Following on from my previous post on Viking Doodles, another meeting provided yet another opportunity to try out different stick figures inspired by my imagination and various Viking-period artefacts and Norse mythological characters.
First, I attempted to give a hilltop view over a fictional Viking-period cemetery in Scandinavia. This gave me a chance to muse about the ephemeral traces of things we often don’t find or think about including fence lines, vegetation, tracks and gates, as well as a range of markers and monuments.
I’ve decided to include far older mounds and have some of these divided off from more recent graves, perhaps because they are ‘respected’ but also feared. I wanted to include multiple roads approaching, and different groups of mourners assembling at the burial ground in procession, with animals as a mode of transportation but also as participants/victims in the funerary rituals. I also include a stock enclosure: some of these animals will join the dead on the funeral pyres, others might be slaughtered for consumption at the funeral feast.
A hall is nearby and the focus of the feasting (I realise I cropped this off on the left).
Different crowds hint at the social differentiation among those attending; some slaves, some family members, some from neighbouring farms, others from farther afield.
At the approaches to the burial ground, I put up flag-poles: do they commemorate the social groups whose remains are honoured? Or are they like prayer flags?
Within the cemetery, there is the funeral pyre with a canopy: we hardly ever represent pyres with coverings, but this would make them look more like dwellings and in practical terms it would cover the pyre from rain water: there are plenty of ethnographic precedents for such arrangements.
In terms of monuments, I put in a real mixture: mounds and stone settings of different shapes, some with wooden posts and others with standing stones. Maybe some are carved and this are rune-stones?
Second, I created another procession of Viking-period characters. A bit like the Oseberg Tapestry, I tried to give a flavour of a procession. Cattle and a horse-drawn cart are pictured above. Riders in ceremonial headgear come next. Then there are ‘valkyries’/aristocratic females proffering horns, but the front one is bored and has decided to drink from it herself. Then there is a more informal and festive mood with characters dancing with weapons and preparing a meal. Children brandish weapons as do adults. A kid rides sheep followed by a pig, unquestionably a representation of archaic cultic significance! A boat is being built. Below, are the infirm and old, geese and ducks, with eagles flying above: perhaps this scene relates to dying and death?

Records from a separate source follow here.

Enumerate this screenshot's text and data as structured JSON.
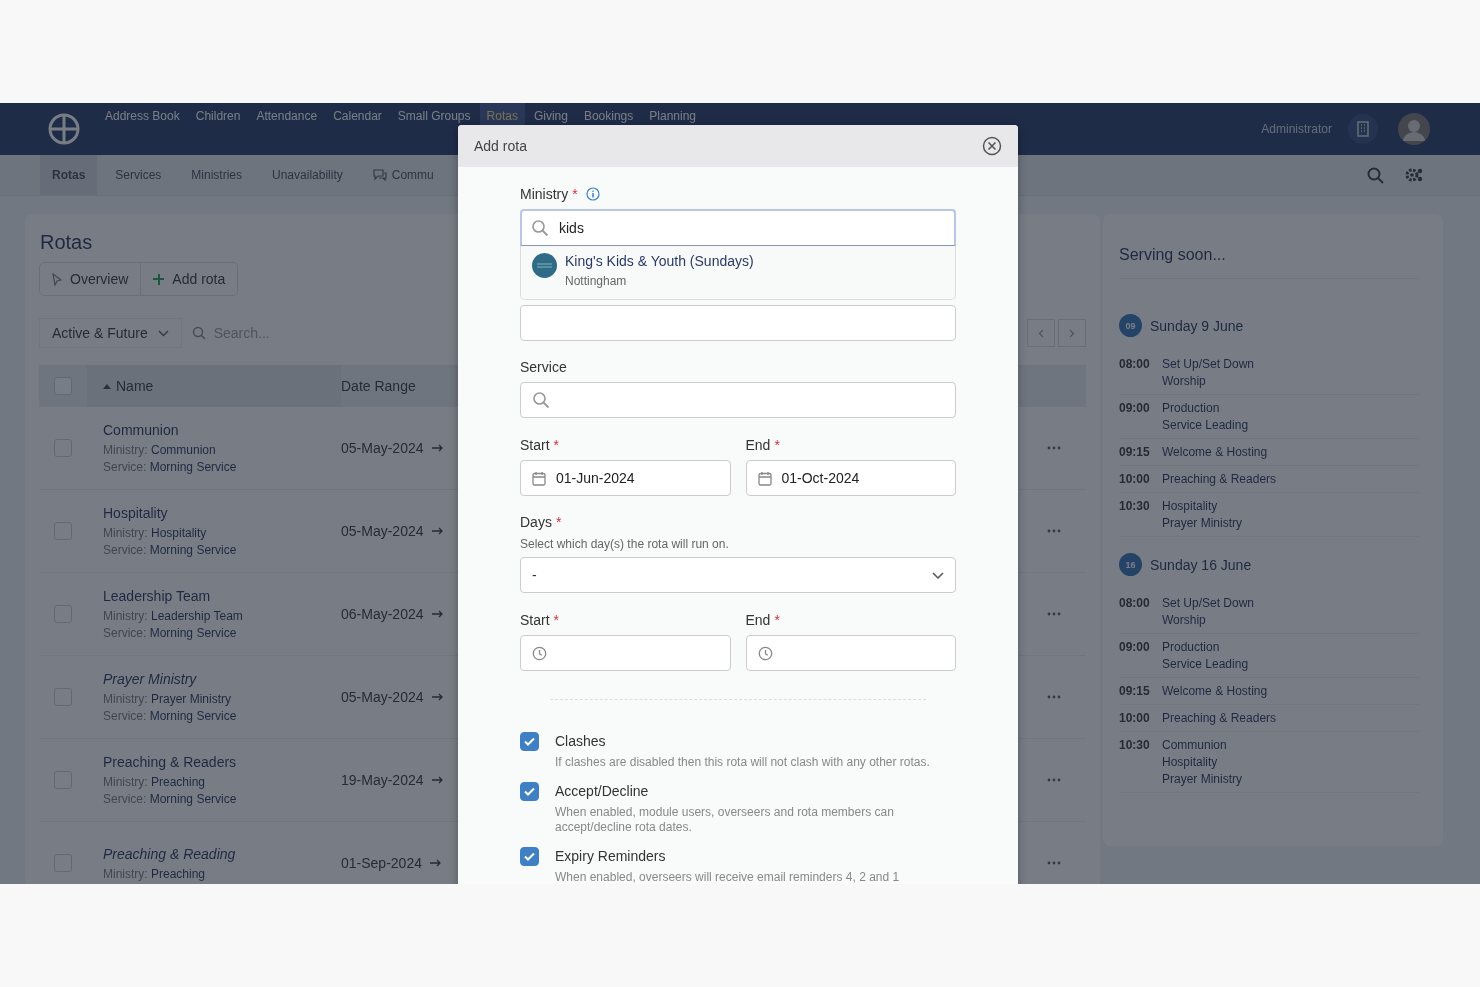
{
  "navbar": {
    "items": [
      {
        "label": "Address Book",
        "selected": false
      },
      {
        "label": "Children",
        "selected": false
      },
      {
        "label": "Attendance",
        "selected": false
      },
      {
        "label": "Calendar",
        "selected": false
      },
      {
        "label": "Small Groups",
        "selected": false
      },
      {
        "label": "Rotas",
        "selected": true
      },
      {
        "label": "Giving",
        "selected": false
      },
      {
        "label": "Bookings",
        "selected": false
      },
      {
        "label": "Planning",
        "selected": false
      }
    ],
    "user": "Administrator"
  },
  "table_header_checked": false,
  "subnav": {
    "tabs": [
      {
        "label": "Rotas",
        "selected": true
      },
      {
        "label": "Services",
        "selected": false
      },
      {
        "label": "Ministries",
        "selected": false
      },
      {
        "label": "Unavailability",
        "selected": false
      },
      {
        "label": "Commu",
        "selected": false
      }
    ]
  },
  "main": {
    "title": "Rotas",
    "buttons": [
      "Overview",
      "Add rota"
    ],
    "filter": "Active & Future",
    "search_placeholder": "Search...",
    "columns": [
      "Name",
      "Date Range"
    ],
    "rows": [
      {
        "checked": false,
        "name": "Communion",
        "italic": false,
        "ministry_label": "Ministry:",
        "ministry": "Communion",
        "service_label": "Service:",
        "service": "Morning Service",
        "date": "05-May-2024"
      },
      {
        "checked": false,
        "name": "Hospitality",
        "italic": false,
        "ministry_label": "Ministry:",
        "ministry": "Hospitality",
        "service_label": "Service:",
        "service": "Morning Service",
        "date": "05-May-2024"
      },
      {
        "checked": false,
        "name": "Leadership Team",
        "italic": false,
        "ministry_label": "Ministry:",
        "ministry": "Leadership Team",
        "service_label": "Service:",
        "service": "Morning Service",
        "date": "06-May-2024"
      },
      {
        "checked": false,
        "name": "Prayer Ministry",
        "italic": true,
        "ministry_label": "Ministry:",
        "ministry": "Prayer Ministry",
        "service_label": "Service:",
        "service": "Morning Service",
        "date": "05-May-2024"
      },
      {
        "checked": false,
        "name": "Preaching & Readers",
        "italic": false,
        "ministry_label": "Ministry:",
        "ministry": "Preaching",
        "service_label": "Service:",
        "service": "Morning Service",
        "date": "19-May-2024"
      },
      {
        "checked": false,
        "name": "Preaching & Reading",
        "italic": true,
        "ministry_label": "Ministry:",
        "ministry": "Preaching",
        "date": "01-Sep-2024"
      }
    ]
  },
  "serving_soon": {
    "title": "Serving soon...",
    "days": [
      {
        "badge": "09",
        "label": "Sunday 9 June",
        "slots": [
          {
            "time": "08:00",
            "roles": [
              "Set Up/Set Down",
              "Worship"
            ]
          },
          {
            "time": "09:00",
            "roles": [
              "Production",
              "Service Leading"
            ]
          },
          {
            "time": "09:15",
            "roles": [
              "Welcome & Hosting"
            ]
          },
          {
            "time": "10:00",
            "roles": [
              "Preaching & Readers"
            ]
          },
          {
            "time": "10:30",
            "roles": [
              "Hospitality",
              "Prayer Ministry"
            ]
          }
        ]
      },
      {
        "badge": "16",
        "label": "Sunday 16 June",
        "slots": [
          {
            "time": "08:00",
            "roles": [
              "Set Up/Set Down",
              "Worship"
            ]
          },
          {
            "time": "09:00",
            "roles": [
              "Production",
              "Service Leading"
            ]
          },
          {
            "time": "09:15",
            "roles": [
              "Welcome & Hosting"
            ]
          },
          {
            "time": "10:00",
            "roles": [
              "Preaching & Readers"
            ]
          },
          {
            "time": "10:30",
            "roles": [
              "Communion",
              "Hospitality",
              "Prayer Ministry"
            ]
          }
        ]
      }
    ]
  },
  "modal": {
    "title": "Add rota",
    "ministry": {
      "label": "Ministry",
      "required_mark": "*",
      "value": "kids",
      "option": {
        "name": "King's Kids & Youth (Sundays)",
        "location": "Nottingham"
      }
    },
    "service": {
      "label": "Service"
    },
    "dates": [
      {
        "label": "Start",
        "required_mark": "*",
        "value": "01-Jun-2024"
      },
      {
        "label": "End",
        "required_mark": "*",
        "value": "01-Oct-2024"
      }
    ],
    "days": {
      "label": "Days",
      "required_mark": "*",
      "hint": "Select which day(s) the rota will run on.",
      "value": "-"
    },
    "times": [
      {
        "label": "Start",
        "required_mark": "*"
      },
      {
        "label": "End",
        "required_mark": "*"
      }
    ],
    "options": [
      {
        "label": "Clashes",
        "checked": true,
        "description": "If clashes are disabled then this rota will not clash with any other rotas."
      },
      {
        "label": "Accept/Decline",
        "checked": true,
        "description": "When enabled, module users, overseers and rota members can accept/decline rota dates."
      },
      {
        "label": "Expiry Reminders",
        "checked": true,
        "description": "When enabled, overseers will receive email reminders 4, 2 and 1"
      }
    ]
  }
}
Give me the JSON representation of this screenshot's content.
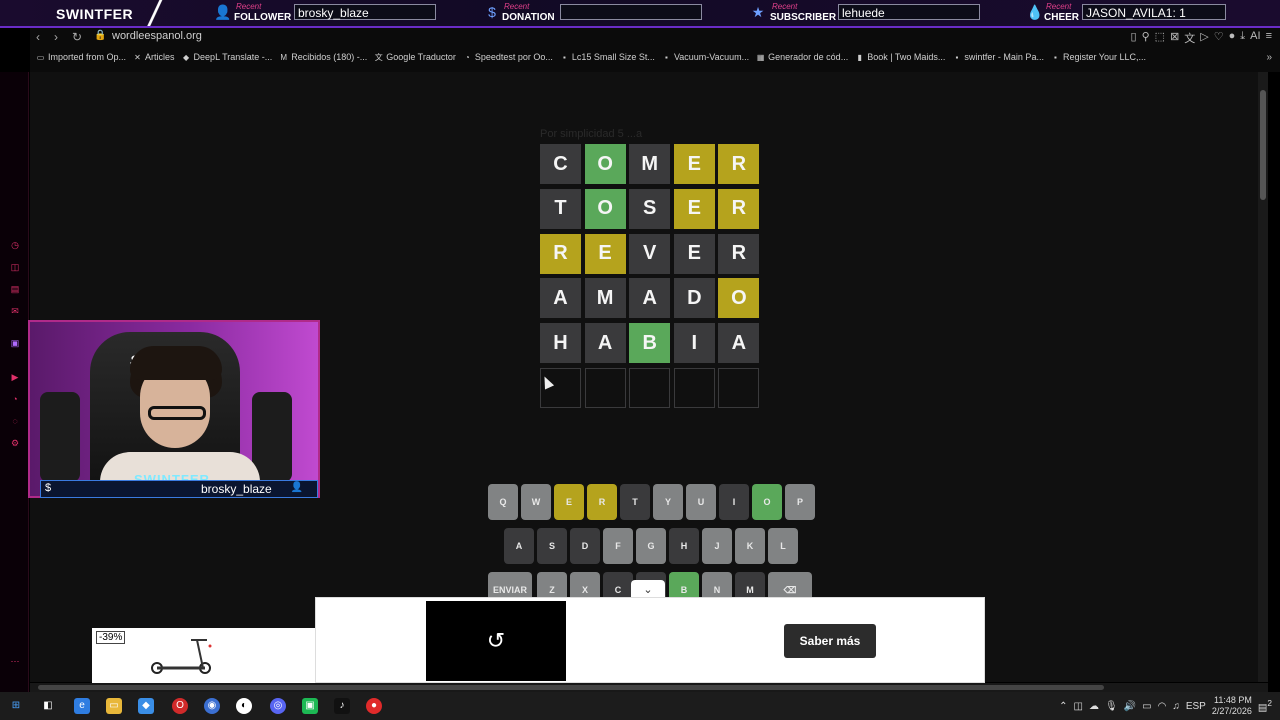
{
  "overlay": {
    "brand": "SWINTFER",
    "recent_label": "Recent",
    "follower_label": "FOLLOWER",
    "follower_value": "brosky_blaze",
    "donation_label": "DONATION",
    "donation_value": "",
    "subscriber_label": "SUBSCRIBER",
    "subscriber_value": "lehuede",
    "cheer_label": "CHEER",
    "cheer_value": "JASON_AVILA1: 1"
  },
  "browser": {
    "url": "wordleespanol.org",
    "bookmarks": [
      {
        "label": "Imported from Op...",
        "icon": "folder-icon"
      },
      {
        "label": "Articles",
        "icon": "articles-icon"
      },
      {
        "label": "DeepL Translate -...",
        "icon": "deepl-icon"
      },
      {
        "label": "Recibidos (180) -...",
        "icon": "gmail-icon"
      },
      {
        "label": "Google Traductor",
        "icon": "translate-icon"
      },
      {
        "label": "Speedtest por Oo...",
        "icon": "speedtest-icon"
      },
      {
        "label": "Lc15 Small Size St...",
        "icon": "page-icon"
      },
      {
        "label": "Vacuum-Vacuum...",
        "icon": "page-icon"
      },
      {
        "label": "Generador de cód...",
        "icon": "grid-icon"
      },
      {
        "label": "Book | Two Maids...",
        "icon": "book-icon"
      },
      {
        "label": "swintfer - Main Pa...",
        "icon": "page-icon"
      },
      {
        "label": "Register Your LLC,...",
        "icon": "page-icon"
      }
    ],
    "toolbar_ai": "AI"
  },
  "game": {
    "subtitle": "Por simplicidad 5 ...a",
    "rows": [
      [
        {
          "l": "C",
          "s": "gray"
        },
        {
          "l": "O",
          "s": "green"
        },
        {
          "l": "M",
          "s": "gray"
        },
        {
          "l": "E",
          "s": "yellow"
        },
        {
          "l": "R",
          "s": "yellow"
        }
      ],
      [
        {
          "l": "T",
          "s": "gray"
        },
        {
          "l": "O",
          "s": "green"
        },
        {
          "l": "S",
          "s": "gray"
        },
        {
          "l": "E",
          "s": "yellow"
        },
        {
          "l": "R",
          "s": "yellow"
        }
      ],
      [
        {
          "l": "R",
          "s": "yellow"
        },
        {
          "l": "E",
          "s": "yellow"
        },
        {
          "l": "V",
          "s": "gray"
        },
        {
          "l": "E",
          "s": "gray"
        },
        {
          "l": "R",
          "s": "gray"
        }
      ],
      [
        {
          "l": "A",
          "s": "gray"
        },
        {
          "l": "M",
          "s": "gray"
        },
        {
          "l": "A",
          "s": "gray"
        },
        {
          "l": "D",
          "s": "gray"
        },
        {
          "l": "O",
          "s": "yellow"
        }
      ],
      [
        {
          "l": "H",
          "s": "gray"
        },
        {
          "l": "A",
          "s": "gray"
        },
        {
          "l": "B",
          "s": "green"
        },
        {
          "l": "I",
          "s": "gray"
        },
        {
          "l": "A",
          "s": "gray"
        }
      ],
      [
        {
          "l": "",
          "s": "empty"
        },
        {
          "l": "",
          "s": "empty"
        },
        {
          "l": "",
          "s": "empty"
        },
        {
          "l": "",
          "s": "empty"
        },
        {
          "l": "",
          "s": "empty"
        }
      ]
    ],
    "keyboard": [
      [
        {
          "k": "Q",
          "s": "light"
        },
        {
          "k": "W",
          "s": "light"
        },
        {
          "k": "E",
          "s": "yellow"
        },
        {
          "k": "R",
          "s": "yellow"
        },
        {
          "k": "T",
          "s": "dark"
        },
        {
          "k": "Y",
          "s": "light"
        },
        {
          "k": "U",
          "s": "light"
        },
        {
          "k": "I",
          "s": "dark"
        },
        {
          "k": "O",
          "s": "green"
        },
        {
          "k": "P",
          "s": "light"
        }
      ],
      [
        {
          "k": "A",
          "s": "dark"
        },
        {
          "k": "S",
          "s": "dark"
        },
        {
          "k": "D",
          "s": "dark"
        },
        {
          "k": "F",
          "s": "light"
        },
        {
          "k": "G",
          "s": "light"
        },
        {
          "k": "H",
          "s": "dark"
        },
        {
          "k": "J",
          "s": "light"
        },
        {
          "k": "K",
          "s": "light"
        },
        {
          "k": "L",
          "s": "light"
        }
      ],
      [
        {
          "k": "ENVIAR",
          "s": "light"
        },
        {
          "k": "Z",
          "s": "light"
        },
        {
          "k": "X",
          "s": "light"
        },
        {
          "k": "C",
          "s": "dark"
        },
        {
          "k": "V",
          "s": "dark"
        },
        {
          "k": "B",
          "s": "green"
        },
        {
          "k": "N",
          "s": "light"
        },
        {
          "k": "M",
          "s": "dark"
        },
        {
          "k": "⌫",
          "s": "light"
        }
      ]
    ]
  },
  "webcam": {
    "chair_logo": "S-R",
    "brand": "SWINTFER",
    "name": "brosky_blaze"
  },
  "ad": {
    "discount": "-39%",
    "cta": "Saber más"
  },
  "taskbar": {
    "time": "11:48 PM",
    "date": "2/27/2026",
    "lang": "ESP",
    "notif_count": "2"
  },
  "colors": {
    "green": "#5aa85a",
    "yellow": "#b5a31d",
    "gray": "#3a3a3c",
    "light_key": "#818384"
  }
}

At the bottom are the most demonstrably mythological characters. There’s Odin on Sleipnir, Thor (without Mjolnir) and Sif being driven by Tanngrisnir and Tanngnjostr, and Volundr in his smithy and a god fighting a giant.
Again, horns of all kinds are deliberately included and juxtaposed.